Going around Bermuda ... with a paddleboard
Competitive paddleboarder Joanna Bilancieri didn't expect Bermuda's waters would provide such a challenge.
The 41-year-old from Oahu, Hawaii had faced everything from enormous sharks, to 20ft waves in her paddles at home.
The Bermuda experience, however, threw her for a loop.
She completed the 42-mile paddle using only a board and her arms. It took her eight hours and 50 minutes to finish her journey on July 26.
“My arms were just so tired,” she said. “After the bad weather the day before, the water was still quite choppy. There was also a strong current in many places which sometimes caused me to ricochet between rocks. I would be coming down at a pretty good clip then ‘boom!'. I would feel like I got hit and I would come to an almost screeching halt, because of the current.”
In Hawaii, she's often looked down into the water to see the shadow of a shark passing under board. On her Bermuda journey the most she saw were turtles.
“I was stung by jelly fish a few times,” she said. “But that's normal.”
The physical therapist has won several paddleboard races across Hawaii's 32-mile Moloka'i Channel, one of the roughest crossings in the world.
The feat here, done facedown on the paddleboard, was her longest paddle yet.
Dr Bilancieri was in Bermuda to bring attention to her campaign against sexism in women's sports, “Bad Ass, Not Bare Ass”.
She started it last year because she felt the winner of a paddleboard competition got more than the standard amount of press because of her skimpy clothing.
“Women, particularly in sports like volleyball, swimming and paddleboarding, shouldn't feel pressured to dress a certain way to get attention,” she said. “Their athleticism should be the draw.”
She is developing a line of sports wear with her slogan, as part of the campaign.
Dr Bilancieri chose Bermuda to circle, after seeing a friend's vacation photos on Facebook.
“I wanted somewhere where I could paddle more than 32 miles in a day,” she said. “Bermuda was so beautiful and is also the apex of the Bermuda Triangle. I thought, ‘Perfect'.”
Getting her board from Hawaii to Bermuda was her first challenge.
She struggled to get concrete information on Bermuda Customs' requirements. Once here, she needed the help of Bermuda Forwarders and the Department of Tourism before Customs would release her paddleboard. She then had to pay a $1,000 tariff.
Once she finally got the board she discovered it had been badly damaged on the flights from Hawaii.
Blue Hole Watersports helped to patch it up with epoxy.
“The board was not as aerodynamic as I would have liked, and we did not have the tools to sand the epoxy properly,” she said. “The extra epoxy made the board heavier in the water.”
Despite all that, she had a great time in Bermuda.

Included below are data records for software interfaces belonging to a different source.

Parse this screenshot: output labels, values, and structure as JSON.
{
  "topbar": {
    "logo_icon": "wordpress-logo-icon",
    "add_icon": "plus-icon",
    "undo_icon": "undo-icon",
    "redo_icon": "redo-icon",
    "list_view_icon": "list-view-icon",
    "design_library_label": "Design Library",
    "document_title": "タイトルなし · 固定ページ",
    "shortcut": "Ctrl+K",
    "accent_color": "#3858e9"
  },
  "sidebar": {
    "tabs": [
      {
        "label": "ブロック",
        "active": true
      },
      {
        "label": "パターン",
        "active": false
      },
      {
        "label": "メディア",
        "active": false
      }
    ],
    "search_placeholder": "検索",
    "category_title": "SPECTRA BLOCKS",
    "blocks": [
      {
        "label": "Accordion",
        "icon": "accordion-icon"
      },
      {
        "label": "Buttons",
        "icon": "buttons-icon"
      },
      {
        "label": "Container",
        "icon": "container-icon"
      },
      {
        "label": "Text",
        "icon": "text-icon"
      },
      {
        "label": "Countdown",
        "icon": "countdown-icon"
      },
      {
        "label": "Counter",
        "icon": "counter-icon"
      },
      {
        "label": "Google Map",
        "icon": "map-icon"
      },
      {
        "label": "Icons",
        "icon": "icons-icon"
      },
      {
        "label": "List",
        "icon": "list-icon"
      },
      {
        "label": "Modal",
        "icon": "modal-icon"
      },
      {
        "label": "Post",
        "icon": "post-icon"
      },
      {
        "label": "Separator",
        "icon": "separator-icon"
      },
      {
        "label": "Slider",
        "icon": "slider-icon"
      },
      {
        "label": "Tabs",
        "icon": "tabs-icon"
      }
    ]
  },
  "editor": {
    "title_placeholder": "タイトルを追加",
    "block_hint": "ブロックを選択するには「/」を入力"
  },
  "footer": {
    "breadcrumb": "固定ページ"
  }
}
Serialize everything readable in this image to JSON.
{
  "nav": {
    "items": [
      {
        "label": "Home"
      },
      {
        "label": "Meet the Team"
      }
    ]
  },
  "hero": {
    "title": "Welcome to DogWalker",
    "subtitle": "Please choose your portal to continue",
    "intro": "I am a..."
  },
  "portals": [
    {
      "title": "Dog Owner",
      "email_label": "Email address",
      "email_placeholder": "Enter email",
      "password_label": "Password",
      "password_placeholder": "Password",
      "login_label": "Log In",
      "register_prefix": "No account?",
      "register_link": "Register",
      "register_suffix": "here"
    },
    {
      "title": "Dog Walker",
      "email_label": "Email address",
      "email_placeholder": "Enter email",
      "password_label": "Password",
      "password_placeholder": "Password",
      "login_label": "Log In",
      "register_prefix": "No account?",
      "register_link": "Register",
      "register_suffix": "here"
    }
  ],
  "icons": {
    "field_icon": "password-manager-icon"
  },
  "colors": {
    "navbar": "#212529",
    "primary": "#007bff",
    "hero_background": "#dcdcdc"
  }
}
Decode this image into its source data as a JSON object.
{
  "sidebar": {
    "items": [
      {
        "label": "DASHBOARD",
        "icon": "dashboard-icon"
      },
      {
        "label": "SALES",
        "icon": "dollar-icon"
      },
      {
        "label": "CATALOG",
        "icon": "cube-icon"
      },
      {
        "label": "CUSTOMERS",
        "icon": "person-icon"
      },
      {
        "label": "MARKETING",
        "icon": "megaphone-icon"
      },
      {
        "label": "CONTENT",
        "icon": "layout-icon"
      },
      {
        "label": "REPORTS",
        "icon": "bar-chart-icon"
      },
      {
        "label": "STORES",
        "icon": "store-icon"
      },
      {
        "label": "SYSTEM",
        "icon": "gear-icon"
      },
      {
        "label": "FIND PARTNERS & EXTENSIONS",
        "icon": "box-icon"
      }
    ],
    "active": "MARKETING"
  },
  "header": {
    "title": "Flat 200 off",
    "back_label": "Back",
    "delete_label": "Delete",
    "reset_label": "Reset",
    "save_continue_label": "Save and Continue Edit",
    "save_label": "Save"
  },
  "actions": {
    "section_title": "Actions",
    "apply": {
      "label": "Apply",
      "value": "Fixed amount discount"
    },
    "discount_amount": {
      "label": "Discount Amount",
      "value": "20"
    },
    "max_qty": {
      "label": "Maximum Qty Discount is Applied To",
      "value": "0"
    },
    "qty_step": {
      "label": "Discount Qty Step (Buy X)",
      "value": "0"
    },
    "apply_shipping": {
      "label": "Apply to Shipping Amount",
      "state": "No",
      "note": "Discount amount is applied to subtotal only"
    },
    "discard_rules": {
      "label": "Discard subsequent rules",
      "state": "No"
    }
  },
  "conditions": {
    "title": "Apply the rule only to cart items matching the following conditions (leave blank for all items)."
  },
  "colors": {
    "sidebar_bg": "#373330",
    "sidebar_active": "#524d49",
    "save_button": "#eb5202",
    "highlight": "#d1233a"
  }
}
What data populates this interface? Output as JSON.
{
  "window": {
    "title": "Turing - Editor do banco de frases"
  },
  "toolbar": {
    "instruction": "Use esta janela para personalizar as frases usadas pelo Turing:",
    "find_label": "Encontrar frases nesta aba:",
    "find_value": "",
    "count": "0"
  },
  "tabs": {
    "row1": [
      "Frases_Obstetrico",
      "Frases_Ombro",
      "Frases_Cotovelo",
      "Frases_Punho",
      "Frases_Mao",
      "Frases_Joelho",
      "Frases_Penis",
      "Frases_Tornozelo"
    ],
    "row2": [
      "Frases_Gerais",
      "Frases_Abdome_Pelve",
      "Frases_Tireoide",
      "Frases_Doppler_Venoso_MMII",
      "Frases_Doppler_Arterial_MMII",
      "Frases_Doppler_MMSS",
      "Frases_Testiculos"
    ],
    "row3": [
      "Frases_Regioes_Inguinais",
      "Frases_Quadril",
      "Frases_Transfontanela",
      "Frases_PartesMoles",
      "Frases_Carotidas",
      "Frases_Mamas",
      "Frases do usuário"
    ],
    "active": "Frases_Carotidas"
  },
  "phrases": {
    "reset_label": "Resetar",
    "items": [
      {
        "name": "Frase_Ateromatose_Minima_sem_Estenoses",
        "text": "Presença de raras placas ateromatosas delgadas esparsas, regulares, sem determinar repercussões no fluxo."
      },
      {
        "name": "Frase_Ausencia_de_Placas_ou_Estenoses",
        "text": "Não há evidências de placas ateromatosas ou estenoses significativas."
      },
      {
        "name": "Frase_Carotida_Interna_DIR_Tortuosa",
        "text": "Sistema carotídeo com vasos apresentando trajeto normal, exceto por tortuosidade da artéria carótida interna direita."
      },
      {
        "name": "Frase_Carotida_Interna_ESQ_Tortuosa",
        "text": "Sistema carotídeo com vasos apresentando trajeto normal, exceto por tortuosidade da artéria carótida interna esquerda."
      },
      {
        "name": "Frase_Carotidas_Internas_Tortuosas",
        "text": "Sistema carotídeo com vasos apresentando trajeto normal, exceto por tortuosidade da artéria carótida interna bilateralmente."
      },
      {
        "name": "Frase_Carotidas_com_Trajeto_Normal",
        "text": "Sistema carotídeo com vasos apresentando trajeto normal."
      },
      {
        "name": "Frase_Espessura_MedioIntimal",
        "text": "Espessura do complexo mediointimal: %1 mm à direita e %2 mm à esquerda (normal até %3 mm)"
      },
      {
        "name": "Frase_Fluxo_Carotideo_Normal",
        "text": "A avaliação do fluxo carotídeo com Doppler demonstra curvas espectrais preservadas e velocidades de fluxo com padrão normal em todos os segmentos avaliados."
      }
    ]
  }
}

“I can't wait to come back,” she said. “We could start a ‘choose your weapon' event here, and people could circumnavigate in whatever vessel they choose.”
Dr Bilancieri grew up in Marlborough, Massachusetts, and was always a “water rat”.
“I moved to Hawaii so that I could be in the water all year around,” she said.
She cross-trains for paddleboarding 20 to 30 hours a week and took on the Moloka'i channel challenge after seeing friends do it on different vessels.
“I got myself a paddleboard and started training. It was so simple and pure.”
She'll race in the Hawaii State Stock Class Prone Paddle Board Championships at the end of this month. She's already won it five times.
Look for photos of her Bermuda paddle on Facebook: Bad Ass, Not Bare Ass.